--- Input material ---

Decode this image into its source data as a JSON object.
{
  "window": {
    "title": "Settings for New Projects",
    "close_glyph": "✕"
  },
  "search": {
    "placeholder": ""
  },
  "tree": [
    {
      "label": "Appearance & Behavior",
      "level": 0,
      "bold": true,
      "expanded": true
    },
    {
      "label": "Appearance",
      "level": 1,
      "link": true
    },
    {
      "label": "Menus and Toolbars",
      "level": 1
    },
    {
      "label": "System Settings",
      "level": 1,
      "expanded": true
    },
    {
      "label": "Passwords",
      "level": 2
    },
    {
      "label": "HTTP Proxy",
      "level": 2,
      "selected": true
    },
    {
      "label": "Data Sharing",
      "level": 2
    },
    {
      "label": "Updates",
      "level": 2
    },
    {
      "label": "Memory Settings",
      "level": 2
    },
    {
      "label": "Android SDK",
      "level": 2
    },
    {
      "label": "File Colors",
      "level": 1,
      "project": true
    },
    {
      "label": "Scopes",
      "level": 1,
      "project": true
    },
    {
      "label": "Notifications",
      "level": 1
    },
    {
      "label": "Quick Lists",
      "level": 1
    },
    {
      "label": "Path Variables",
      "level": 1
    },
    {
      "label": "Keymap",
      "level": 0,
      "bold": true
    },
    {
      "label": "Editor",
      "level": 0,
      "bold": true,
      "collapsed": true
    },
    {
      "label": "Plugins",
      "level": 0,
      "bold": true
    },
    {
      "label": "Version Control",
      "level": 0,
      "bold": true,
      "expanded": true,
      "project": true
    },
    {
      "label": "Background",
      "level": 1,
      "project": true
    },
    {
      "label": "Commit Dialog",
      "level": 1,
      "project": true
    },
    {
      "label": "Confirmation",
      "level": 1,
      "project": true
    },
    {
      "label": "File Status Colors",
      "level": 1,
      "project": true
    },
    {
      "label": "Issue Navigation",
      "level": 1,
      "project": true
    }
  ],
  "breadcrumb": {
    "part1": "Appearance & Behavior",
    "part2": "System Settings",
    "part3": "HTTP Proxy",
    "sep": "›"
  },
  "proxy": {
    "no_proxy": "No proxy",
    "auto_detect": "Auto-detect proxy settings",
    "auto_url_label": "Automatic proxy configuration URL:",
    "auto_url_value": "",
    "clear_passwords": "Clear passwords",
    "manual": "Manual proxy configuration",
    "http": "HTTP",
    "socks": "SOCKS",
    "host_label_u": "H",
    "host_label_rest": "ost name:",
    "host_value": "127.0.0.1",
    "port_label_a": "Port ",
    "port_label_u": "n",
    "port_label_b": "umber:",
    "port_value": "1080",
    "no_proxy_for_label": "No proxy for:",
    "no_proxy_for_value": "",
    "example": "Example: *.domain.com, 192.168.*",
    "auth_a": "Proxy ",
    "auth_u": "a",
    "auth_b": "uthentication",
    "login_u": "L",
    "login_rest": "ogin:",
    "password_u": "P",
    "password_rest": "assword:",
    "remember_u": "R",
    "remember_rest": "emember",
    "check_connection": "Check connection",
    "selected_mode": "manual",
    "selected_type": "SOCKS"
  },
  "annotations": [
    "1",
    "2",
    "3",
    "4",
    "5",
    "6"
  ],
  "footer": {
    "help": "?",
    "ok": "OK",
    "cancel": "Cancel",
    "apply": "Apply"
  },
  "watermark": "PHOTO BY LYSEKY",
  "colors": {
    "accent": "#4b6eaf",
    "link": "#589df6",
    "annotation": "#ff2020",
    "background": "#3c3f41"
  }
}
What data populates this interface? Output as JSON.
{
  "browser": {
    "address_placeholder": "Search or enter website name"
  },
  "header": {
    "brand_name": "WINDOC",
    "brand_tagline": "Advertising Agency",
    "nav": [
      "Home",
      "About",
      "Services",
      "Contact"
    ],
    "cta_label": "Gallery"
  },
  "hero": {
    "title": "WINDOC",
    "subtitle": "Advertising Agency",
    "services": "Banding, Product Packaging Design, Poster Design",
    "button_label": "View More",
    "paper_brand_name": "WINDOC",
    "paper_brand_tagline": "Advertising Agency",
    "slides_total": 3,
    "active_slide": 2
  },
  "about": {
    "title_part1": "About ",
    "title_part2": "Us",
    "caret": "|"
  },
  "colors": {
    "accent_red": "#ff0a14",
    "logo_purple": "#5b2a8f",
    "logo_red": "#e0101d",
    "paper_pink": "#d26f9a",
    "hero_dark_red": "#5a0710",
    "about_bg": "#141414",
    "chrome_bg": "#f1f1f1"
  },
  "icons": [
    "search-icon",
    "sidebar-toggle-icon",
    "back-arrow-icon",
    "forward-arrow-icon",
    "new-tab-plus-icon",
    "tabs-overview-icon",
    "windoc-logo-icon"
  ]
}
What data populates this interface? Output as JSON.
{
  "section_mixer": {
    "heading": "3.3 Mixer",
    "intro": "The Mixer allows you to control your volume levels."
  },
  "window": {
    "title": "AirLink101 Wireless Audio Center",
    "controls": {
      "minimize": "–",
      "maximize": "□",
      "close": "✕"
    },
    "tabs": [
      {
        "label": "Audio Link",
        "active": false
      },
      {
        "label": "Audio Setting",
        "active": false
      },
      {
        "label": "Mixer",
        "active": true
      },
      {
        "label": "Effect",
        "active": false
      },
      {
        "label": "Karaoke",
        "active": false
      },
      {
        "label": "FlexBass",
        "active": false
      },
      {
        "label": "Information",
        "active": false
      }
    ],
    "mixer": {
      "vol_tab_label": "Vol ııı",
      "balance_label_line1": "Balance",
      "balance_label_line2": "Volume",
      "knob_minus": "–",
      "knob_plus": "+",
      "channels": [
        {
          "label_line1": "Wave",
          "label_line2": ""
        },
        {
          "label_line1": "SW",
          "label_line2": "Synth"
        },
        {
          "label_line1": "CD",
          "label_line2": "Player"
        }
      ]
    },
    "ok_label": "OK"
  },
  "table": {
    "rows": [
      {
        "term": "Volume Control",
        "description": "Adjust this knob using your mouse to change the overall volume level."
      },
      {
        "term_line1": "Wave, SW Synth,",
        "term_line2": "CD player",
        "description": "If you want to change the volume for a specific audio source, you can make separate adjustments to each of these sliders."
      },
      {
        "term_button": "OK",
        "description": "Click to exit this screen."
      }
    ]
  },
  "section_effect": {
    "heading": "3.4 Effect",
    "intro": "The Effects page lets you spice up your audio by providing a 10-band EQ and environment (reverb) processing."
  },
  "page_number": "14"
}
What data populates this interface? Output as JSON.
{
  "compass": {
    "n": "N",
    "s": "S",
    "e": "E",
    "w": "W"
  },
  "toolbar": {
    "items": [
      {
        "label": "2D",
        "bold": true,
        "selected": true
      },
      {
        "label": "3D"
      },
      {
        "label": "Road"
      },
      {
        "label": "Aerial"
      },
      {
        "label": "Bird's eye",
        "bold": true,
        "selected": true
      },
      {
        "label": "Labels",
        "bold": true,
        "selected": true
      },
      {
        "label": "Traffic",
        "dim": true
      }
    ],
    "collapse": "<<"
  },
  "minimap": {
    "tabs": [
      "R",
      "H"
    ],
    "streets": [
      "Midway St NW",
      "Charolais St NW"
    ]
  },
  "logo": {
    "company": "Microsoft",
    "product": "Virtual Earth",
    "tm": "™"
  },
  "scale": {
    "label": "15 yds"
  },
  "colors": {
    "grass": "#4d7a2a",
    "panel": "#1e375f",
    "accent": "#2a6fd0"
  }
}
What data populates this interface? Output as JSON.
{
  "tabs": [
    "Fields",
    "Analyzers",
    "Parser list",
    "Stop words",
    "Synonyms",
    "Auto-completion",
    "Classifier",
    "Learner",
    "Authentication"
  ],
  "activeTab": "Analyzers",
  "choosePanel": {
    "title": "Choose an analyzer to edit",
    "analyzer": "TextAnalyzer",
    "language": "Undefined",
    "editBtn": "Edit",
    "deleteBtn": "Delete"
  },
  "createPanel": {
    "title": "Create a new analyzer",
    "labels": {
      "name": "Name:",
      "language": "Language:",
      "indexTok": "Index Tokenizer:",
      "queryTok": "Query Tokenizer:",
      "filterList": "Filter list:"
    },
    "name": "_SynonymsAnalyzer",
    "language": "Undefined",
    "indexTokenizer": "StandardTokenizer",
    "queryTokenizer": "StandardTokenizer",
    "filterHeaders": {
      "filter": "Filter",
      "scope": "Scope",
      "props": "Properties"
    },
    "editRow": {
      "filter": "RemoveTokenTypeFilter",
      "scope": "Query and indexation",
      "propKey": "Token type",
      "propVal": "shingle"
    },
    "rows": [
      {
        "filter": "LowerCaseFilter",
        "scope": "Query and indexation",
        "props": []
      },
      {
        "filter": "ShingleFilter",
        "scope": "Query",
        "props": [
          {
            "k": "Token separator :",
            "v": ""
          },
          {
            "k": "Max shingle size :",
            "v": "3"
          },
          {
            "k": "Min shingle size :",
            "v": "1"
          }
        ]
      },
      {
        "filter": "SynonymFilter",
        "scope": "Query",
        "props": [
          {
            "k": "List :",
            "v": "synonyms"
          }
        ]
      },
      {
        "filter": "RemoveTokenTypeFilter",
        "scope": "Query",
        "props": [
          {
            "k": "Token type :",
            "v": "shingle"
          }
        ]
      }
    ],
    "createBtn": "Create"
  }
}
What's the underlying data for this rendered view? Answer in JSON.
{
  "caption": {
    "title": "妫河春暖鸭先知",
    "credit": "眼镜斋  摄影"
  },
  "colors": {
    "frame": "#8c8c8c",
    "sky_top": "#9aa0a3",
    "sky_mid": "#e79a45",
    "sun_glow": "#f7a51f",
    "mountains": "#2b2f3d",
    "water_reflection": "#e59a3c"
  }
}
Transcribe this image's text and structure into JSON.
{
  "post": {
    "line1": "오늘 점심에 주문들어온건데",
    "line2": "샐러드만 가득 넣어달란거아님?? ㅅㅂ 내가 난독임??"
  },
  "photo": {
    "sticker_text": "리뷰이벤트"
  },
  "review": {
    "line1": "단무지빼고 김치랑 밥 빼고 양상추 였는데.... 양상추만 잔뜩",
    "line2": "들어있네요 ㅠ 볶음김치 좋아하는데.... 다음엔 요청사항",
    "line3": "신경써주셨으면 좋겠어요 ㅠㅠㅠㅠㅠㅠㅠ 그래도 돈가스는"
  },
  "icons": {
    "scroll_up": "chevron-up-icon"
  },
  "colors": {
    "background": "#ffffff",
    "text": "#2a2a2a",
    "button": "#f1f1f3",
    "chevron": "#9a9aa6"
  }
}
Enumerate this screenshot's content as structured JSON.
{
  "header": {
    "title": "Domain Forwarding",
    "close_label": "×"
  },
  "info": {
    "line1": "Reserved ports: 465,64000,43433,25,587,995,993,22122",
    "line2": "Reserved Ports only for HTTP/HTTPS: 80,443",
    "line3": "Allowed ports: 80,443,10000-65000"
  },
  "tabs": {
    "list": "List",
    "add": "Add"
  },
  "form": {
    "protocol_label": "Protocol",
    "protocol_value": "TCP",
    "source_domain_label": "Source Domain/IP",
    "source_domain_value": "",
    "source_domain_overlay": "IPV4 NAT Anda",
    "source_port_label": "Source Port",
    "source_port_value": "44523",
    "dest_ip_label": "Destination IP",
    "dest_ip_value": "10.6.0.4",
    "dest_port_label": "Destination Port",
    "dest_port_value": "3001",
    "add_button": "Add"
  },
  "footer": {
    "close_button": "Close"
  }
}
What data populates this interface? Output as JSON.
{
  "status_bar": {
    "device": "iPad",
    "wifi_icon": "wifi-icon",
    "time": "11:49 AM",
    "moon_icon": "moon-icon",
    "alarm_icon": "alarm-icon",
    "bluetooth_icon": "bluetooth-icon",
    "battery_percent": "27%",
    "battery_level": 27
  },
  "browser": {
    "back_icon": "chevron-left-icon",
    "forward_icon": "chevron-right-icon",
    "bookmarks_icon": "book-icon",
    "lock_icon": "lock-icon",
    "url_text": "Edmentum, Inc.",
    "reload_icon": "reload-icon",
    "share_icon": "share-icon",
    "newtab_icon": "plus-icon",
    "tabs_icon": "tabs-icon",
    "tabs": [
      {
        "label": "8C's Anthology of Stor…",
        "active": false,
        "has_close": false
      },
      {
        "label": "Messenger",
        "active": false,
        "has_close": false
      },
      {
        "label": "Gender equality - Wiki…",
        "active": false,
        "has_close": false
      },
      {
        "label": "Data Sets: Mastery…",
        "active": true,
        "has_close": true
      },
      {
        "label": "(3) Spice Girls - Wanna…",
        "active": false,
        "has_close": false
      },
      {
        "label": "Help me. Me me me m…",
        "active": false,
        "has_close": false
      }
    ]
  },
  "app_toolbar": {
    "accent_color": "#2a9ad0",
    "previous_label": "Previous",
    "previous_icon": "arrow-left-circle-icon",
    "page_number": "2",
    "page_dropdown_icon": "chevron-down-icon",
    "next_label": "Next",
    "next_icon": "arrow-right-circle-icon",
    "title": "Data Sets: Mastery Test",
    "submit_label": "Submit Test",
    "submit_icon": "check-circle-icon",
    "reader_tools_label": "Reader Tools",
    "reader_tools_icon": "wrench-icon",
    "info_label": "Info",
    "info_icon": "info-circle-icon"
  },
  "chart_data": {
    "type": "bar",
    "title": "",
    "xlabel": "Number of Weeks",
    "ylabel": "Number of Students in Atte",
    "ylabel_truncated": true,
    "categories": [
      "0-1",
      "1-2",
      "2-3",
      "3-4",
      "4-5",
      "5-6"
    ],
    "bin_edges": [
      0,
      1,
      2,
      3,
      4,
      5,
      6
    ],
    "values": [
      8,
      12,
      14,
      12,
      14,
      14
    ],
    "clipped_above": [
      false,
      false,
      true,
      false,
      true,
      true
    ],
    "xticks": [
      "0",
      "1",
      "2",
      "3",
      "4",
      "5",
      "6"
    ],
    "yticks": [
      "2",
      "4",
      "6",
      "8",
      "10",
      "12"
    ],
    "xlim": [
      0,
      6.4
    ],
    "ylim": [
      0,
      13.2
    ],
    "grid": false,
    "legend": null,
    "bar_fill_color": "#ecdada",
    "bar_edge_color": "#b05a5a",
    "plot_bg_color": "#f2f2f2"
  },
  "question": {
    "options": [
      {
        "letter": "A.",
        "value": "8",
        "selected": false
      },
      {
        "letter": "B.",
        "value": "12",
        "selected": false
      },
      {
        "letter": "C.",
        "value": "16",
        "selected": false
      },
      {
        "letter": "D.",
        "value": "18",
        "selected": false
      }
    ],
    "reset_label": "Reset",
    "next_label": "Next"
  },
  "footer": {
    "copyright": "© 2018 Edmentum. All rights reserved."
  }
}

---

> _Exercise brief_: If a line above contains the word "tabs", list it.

> _Answer to the exercise_:
    "tabs-overview-icon",
    "tabs": [
    "tabs": [
  "tabs": [
  "tabs": {
    "tabs_icon": "tabs-icon",
    "tabs": [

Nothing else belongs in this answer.